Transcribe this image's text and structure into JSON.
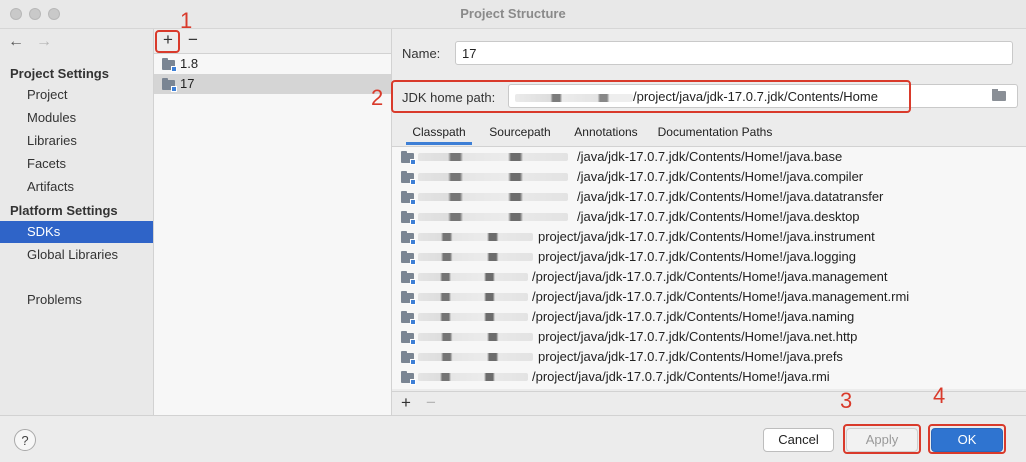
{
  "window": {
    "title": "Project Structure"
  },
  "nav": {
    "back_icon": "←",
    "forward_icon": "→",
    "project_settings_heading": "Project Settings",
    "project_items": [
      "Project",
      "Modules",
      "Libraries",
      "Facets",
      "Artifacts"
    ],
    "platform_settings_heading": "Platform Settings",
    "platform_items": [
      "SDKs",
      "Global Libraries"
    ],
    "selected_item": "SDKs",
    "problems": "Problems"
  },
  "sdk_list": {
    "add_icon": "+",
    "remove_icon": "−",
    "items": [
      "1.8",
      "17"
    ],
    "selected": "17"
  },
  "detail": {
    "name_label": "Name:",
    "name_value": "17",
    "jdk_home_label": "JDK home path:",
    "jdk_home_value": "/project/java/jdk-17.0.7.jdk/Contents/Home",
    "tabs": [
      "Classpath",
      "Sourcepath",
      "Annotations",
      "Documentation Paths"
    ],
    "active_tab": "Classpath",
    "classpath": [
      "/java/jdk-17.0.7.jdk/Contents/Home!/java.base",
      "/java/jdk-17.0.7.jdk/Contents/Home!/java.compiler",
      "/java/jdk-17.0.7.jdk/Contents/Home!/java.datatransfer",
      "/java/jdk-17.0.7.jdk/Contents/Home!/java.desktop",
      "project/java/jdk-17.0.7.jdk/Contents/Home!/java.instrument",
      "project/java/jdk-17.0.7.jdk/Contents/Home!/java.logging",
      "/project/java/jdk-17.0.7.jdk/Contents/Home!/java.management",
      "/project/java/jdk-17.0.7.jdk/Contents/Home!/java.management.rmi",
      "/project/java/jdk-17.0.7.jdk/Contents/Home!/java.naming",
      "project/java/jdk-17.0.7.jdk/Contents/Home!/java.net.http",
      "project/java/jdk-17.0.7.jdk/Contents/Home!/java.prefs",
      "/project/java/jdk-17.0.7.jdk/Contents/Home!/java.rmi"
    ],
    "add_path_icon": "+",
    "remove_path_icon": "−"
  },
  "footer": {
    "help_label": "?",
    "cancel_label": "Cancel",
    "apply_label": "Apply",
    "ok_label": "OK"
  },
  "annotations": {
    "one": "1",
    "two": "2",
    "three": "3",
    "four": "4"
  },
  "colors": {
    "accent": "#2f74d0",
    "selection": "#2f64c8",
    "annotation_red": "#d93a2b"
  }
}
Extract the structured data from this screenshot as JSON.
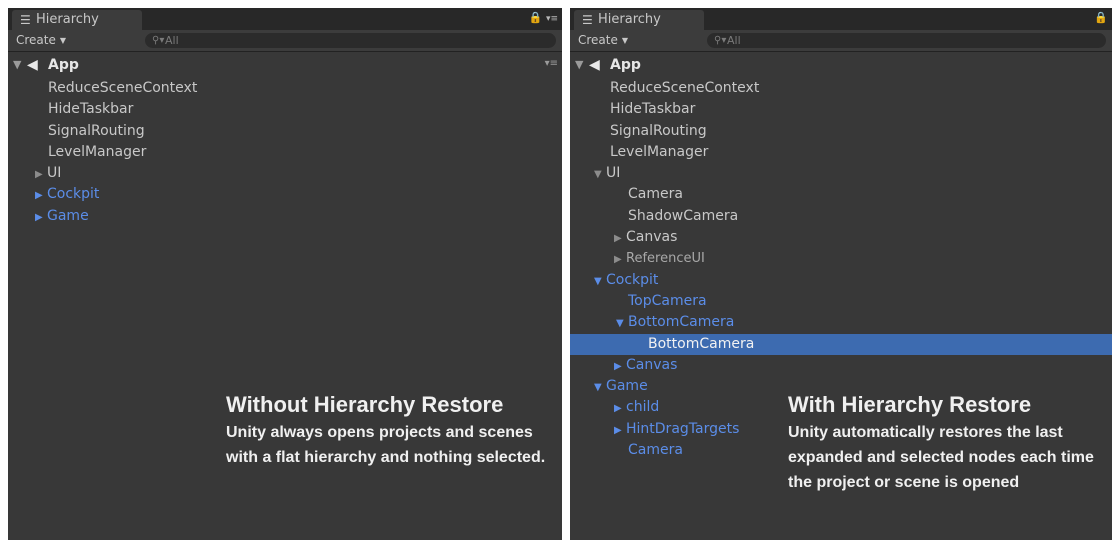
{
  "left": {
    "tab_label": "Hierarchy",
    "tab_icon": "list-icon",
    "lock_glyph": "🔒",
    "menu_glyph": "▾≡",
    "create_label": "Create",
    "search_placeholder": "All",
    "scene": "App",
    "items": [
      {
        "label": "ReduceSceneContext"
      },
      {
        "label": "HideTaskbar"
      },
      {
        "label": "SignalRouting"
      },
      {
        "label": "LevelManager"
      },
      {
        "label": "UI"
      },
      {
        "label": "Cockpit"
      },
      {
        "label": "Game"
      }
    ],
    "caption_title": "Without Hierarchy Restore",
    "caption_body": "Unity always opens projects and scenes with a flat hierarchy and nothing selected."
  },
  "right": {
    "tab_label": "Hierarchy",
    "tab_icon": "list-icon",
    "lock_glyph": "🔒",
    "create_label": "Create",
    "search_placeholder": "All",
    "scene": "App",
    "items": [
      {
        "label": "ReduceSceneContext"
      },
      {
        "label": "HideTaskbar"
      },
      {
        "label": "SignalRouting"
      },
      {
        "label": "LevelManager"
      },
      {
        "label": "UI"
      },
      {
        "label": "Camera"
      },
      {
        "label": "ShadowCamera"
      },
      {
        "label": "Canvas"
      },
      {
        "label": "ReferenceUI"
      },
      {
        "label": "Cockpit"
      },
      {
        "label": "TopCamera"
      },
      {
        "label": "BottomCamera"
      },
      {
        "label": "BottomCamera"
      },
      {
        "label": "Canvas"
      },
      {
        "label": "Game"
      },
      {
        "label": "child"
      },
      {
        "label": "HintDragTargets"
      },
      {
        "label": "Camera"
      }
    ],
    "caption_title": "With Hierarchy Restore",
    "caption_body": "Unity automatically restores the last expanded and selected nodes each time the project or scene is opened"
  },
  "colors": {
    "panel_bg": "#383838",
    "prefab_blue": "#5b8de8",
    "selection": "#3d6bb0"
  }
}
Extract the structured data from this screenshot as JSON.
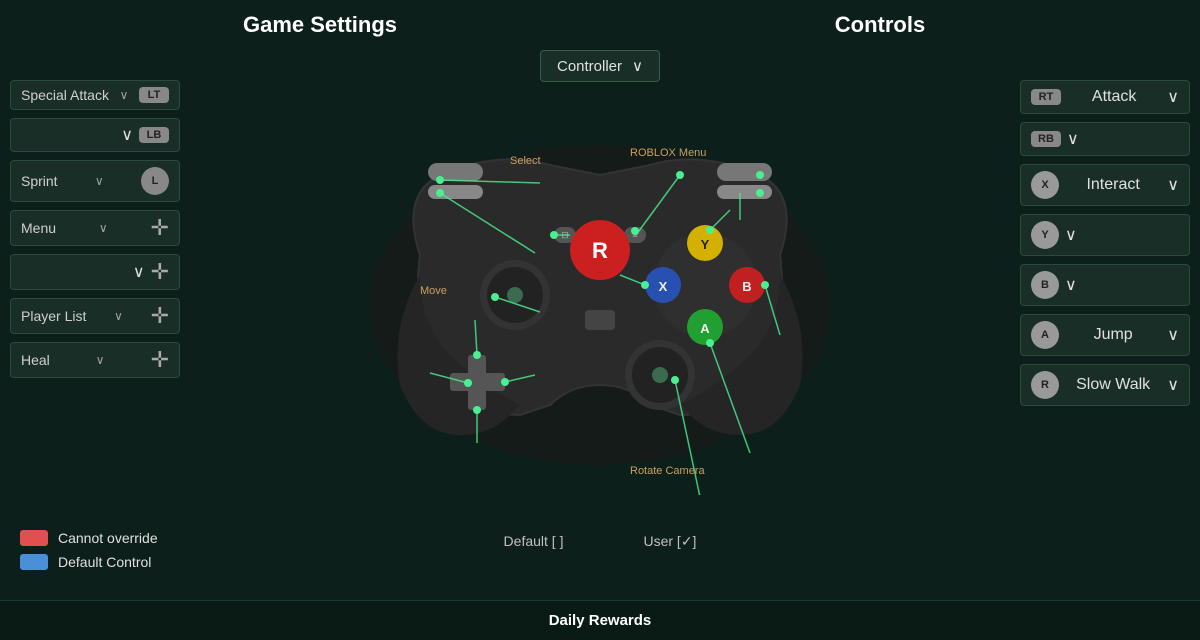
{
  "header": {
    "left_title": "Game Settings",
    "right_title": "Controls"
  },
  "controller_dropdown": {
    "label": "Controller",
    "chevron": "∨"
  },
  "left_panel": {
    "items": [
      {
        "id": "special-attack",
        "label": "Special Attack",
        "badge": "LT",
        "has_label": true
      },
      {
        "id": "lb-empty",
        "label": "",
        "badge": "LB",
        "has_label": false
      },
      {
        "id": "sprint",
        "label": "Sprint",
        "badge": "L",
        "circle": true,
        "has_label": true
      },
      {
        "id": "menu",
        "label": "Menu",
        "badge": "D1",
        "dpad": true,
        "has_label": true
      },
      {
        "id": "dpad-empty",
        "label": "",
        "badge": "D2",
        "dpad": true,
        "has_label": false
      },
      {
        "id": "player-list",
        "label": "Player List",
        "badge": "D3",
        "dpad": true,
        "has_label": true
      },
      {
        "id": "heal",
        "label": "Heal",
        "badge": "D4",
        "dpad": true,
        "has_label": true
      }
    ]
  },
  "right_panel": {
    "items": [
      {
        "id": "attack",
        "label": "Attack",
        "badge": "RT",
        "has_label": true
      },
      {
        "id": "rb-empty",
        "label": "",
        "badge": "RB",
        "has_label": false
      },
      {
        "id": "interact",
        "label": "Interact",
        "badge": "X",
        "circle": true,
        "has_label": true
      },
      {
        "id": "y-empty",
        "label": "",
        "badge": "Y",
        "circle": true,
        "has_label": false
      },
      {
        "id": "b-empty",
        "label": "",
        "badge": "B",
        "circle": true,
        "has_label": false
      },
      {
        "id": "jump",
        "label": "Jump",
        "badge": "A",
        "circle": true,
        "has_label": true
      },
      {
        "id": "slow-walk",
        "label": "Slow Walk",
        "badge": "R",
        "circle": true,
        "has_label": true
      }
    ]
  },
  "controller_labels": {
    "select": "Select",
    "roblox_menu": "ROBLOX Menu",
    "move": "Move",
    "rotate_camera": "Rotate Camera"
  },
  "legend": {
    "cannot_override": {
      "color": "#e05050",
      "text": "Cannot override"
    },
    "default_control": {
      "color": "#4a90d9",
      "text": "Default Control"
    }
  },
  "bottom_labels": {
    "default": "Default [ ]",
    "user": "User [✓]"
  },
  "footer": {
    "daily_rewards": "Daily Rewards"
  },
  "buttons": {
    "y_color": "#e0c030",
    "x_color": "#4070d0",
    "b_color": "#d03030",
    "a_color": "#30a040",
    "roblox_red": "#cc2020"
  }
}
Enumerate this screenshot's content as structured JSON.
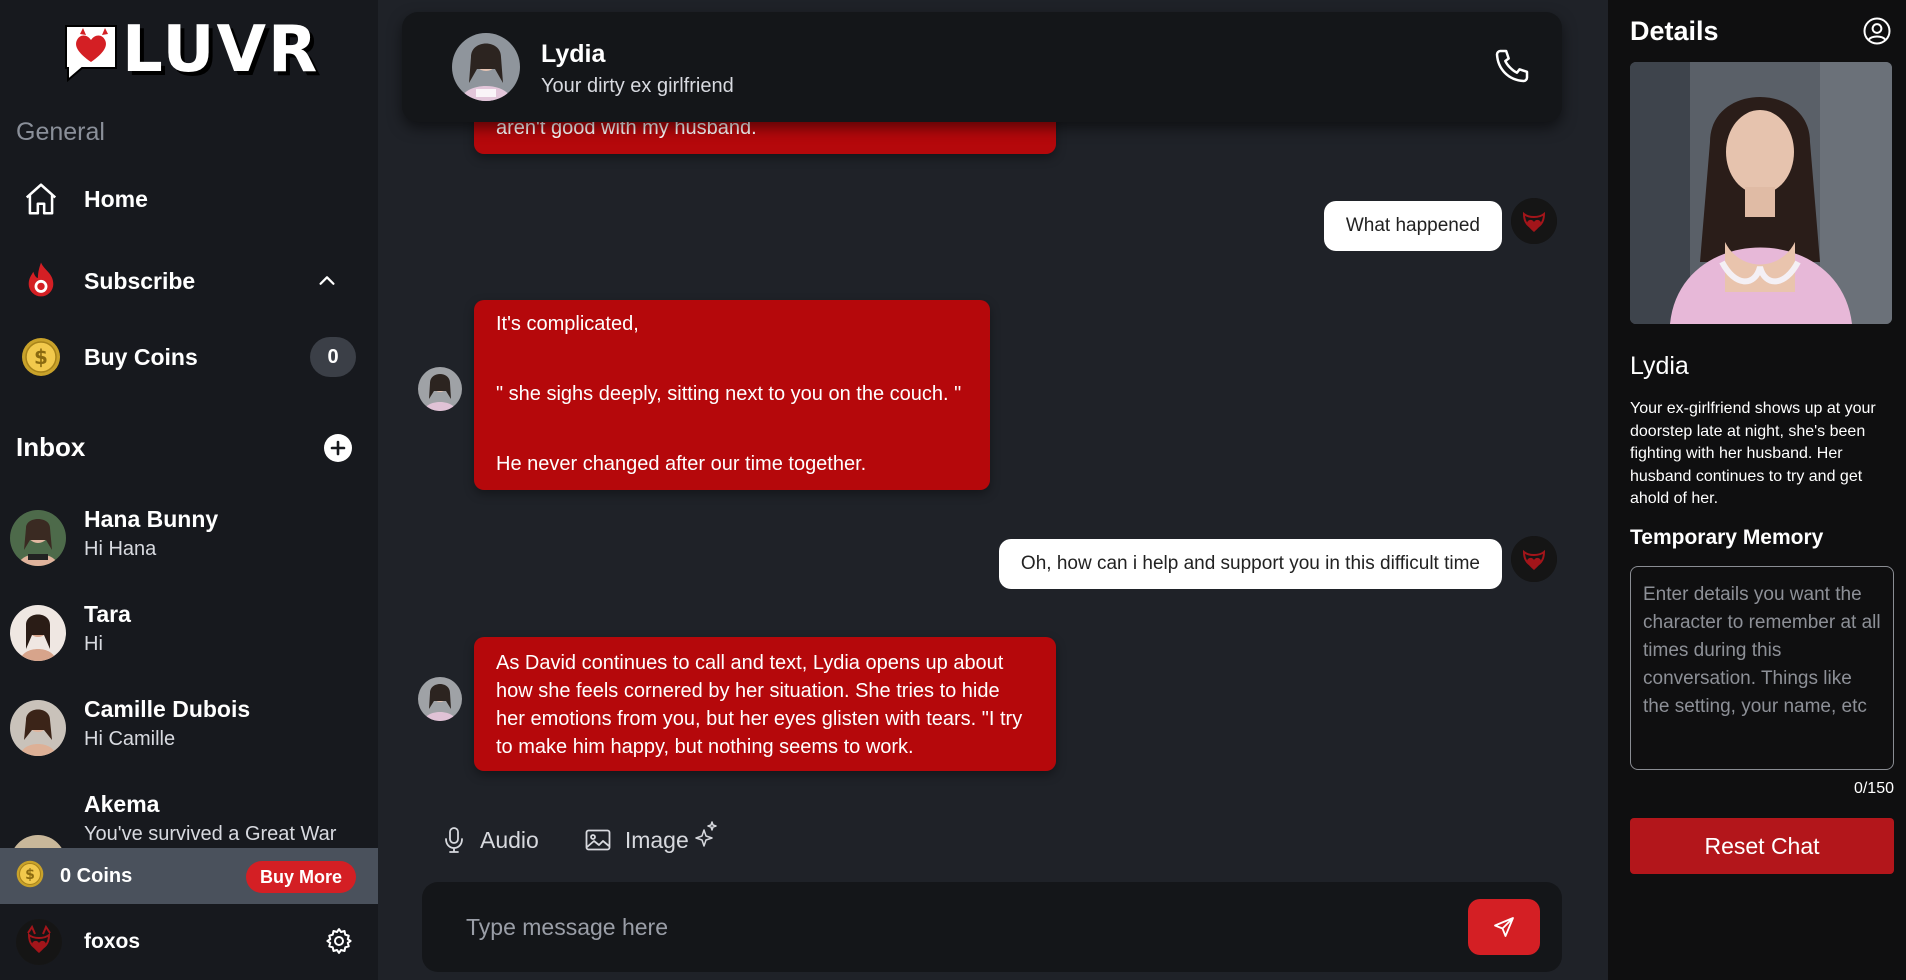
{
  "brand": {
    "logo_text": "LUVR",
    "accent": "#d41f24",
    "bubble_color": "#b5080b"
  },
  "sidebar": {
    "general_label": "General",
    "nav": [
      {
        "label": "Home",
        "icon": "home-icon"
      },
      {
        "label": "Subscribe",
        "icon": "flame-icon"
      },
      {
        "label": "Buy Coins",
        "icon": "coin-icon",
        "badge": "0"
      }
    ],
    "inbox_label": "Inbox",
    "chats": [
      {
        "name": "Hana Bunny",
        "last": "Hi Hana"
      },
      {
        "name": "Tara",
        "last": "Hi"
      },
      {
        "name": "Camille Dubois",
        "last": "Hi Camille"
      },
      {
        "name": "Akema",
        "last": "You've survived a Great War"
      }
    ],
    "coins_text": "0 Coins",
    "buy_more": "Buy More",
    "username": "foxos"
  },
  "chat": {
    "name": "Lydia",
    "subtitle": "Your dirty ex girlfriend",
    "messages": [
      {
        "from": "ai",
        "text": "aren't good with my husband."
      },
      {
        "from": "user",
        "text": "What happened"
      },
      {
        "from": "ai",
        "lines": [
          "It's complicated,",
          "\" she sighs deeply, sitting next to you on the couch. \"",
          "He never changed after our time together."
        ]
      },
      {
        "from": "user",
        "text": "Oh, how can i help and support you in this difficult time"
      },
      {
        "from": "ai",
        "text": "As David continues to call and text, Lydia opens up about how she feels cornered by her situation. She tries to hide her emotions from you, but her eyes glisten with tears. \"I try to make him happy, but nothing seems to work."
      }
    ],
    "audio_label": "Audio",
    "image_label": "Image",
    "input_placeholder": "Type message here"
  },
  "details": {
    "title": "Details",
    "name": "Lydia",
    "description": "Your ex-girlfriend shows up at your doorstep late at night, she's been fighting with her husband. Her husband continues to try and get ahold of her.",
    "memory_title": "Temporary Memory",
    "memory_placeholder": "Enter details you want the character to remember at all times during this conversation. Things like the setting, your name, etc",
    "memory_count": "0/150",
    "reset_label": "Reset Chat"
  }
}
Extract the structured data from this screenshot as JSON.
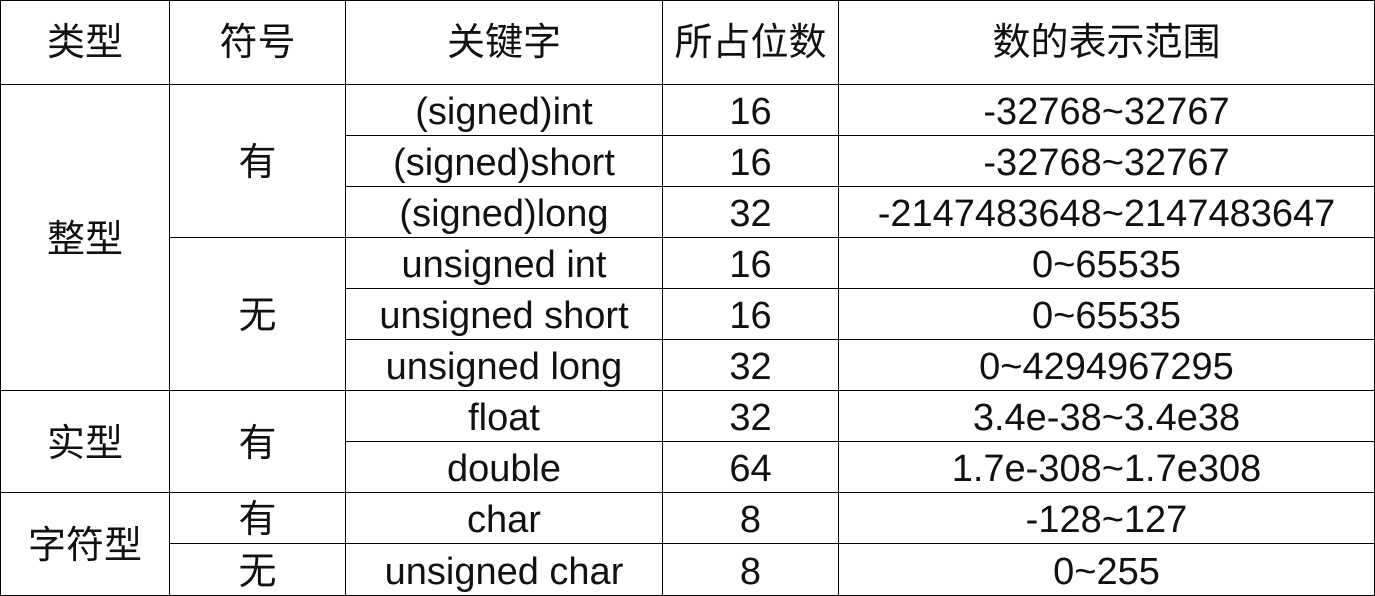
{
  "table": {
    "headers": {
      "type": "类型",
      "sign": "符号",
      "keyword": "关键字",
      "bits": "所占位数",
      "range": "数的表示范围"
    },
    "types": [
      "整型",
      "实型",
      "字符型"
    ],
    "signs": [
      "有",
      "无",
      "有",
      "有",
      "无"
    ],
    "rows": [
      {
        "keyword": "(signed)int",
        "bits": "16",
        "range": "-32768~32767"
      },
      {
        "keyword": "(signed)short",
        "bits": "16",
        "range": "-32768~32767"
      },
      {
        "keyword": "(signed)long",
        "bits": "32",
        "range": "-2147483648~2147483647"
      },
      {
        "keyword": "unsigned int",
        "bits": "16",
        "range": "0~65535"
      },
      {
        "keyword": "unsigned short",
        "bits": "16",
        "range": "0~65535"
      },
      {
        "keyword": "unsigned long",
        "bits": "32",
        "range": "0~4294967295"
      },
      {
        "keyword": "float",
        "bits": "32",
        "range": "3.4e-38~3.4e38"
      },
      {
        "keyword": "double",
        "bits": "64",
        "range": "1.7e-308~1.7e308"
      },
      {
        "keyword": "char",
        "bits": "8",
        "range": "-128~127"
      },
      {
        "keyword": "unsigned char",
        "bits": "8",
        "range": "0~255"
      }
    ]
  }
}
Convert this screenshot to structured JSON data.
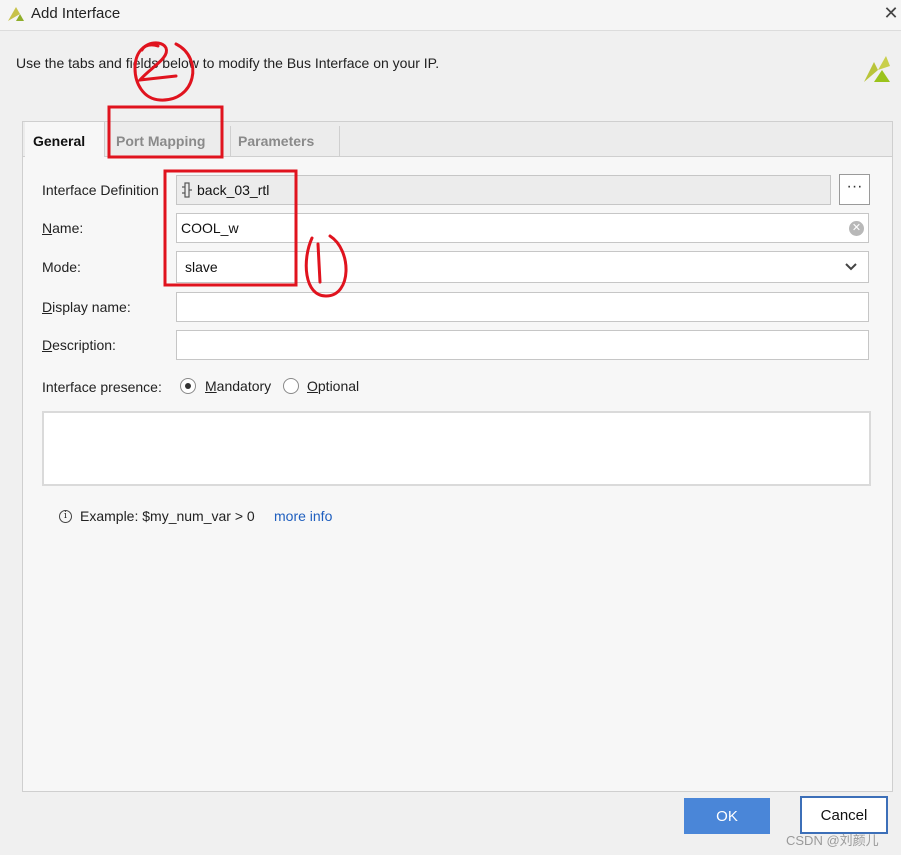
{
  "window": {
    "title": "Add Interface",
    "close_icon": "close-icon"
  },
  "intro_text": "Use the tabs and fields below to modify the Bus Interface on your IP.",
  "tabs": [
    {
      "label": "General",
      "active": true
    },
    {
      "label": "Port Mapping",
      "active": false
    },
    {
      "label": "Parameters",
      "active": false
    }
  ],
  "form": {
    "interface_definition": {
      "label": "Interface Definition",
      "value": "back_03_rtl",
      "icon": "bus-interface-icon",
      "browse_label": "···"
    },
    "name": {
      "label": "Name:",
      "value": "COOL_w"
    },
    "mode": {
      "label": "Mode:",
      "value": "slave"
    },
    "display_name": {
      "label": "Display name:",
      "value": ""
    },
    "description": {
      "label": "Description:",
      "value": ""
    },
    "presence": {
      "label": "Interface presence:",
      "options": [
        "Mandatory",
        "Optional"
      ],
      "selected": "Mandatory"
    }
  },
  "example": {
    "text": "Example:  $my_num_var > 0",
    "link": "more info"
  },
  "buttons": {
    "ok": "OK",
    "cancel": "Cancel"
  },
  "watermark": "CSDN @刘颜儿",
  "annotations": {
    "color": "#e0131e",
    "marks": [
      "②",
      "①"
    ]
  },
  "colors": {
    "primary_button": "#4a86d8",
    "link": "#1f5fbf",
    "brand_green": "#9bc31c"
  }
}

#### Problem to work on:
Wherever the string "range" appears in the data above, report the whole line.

#### Answer section:
      "range": "数的表示范围"
        "range": "-32768~32767"
        "range": "-32768~32767"
        "range": "-2147483648~2147483647"
        "range": "0~65535"
        "range": "0~65535"
        "range": "0~4294967295"
        "range": "3.4e-38~3.4e38"
        "range": "1.7e-308~1.7e308"
        "range": "-128~127"
        "range": "0~255"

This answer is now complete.